Your goal:
Line by line, copy the records below exactly.

Materials provided:
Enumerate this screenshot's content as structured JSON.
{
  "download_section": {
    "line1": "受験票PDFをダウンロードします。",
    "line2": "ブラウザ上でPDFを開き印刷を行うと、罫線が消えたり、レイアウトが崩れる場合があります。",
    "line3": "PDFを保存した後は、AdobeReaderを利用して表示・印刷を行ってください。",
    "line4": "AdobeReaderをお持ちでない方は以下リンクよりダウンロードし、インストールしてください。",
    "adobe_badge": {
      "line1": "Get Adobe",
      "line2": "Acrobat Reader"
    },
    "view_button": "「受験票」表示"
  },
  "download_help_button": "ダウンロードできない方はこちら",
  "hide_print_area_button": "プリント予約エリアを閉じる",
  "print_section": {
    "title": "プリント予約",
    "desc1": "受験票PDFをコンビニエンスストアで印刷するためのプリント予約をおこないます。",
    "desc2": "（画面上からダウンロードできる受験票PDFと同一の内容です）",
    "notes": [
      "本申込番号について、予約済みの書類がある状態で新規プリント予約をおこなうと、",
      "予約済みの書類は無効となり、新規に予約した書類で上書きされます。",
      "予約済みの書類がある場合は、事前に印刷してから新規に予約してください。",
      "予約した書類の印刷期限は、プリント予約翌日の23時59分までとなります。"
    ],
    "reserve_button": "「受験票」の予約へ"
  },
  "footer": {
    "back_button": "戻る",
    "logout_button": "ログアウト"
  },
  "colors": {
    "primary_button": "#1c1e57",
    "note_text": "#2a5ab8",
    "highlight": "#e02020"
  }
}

Response to this task:
Enumerate this screenshot's content as structured JSON.
{
  "download_section": {
    "line1": "受験票PDFをダウンロードします。",
    "line2": "ブラウザ上でPDFを開き印刷を行うと、罫線が消えたり、レイアウトが崩れる場合があります。",
    "line3": "PDFを保存した後は、AdobeReaderを利用して表示・印刷を行ってください。",
    "line4": "AdobeReaderをお持ちでない方は以下リンクよりダウンロードし、インストールしてください。",
    "adobe_badge": {
      "line1": "Get Adobe",
      "line2": "Acrobat Reader"
    },
    "view_button": "「受験票」表示"
  },
  "download_help_button": "ダウンロードできない方はこちら",
  "hide_print_area_button": "プリント予約エリアを閉じる",
  "print_section": {
    "title": "プリント予約",
    "desc1": "受験票PDFをコンビニエンスストアで印刷するためのプリント予約をおこないます。",
    "desc2": "（画面上からダウンロードできる受験票PDFと同一の内容です）",
    "notes": [
      "本申込番号について、予約済みの書類がある状態で新規プリント予約をおこなうと、",
      "予約済みの書類は無効となり、新規に予約した書類で上書きされます。",
      "予約済みの書類がある場合は、事前に印刷してから新規に予約してください。",
      "予約した書類の印刷期限は、プリント予約翌日の23時59分までとなります。"
    ],
    "reserve_button": "「受験票」の予約へ"
  },
  "footer": {
    "back_button": "戻る",
    "logout_button": "ログアウト"
  },
  "colors": {
    "primary_button": "#1c1e57",
    "note_text": "#2a5ab8",
    "highlight": "#e02020"
  }
}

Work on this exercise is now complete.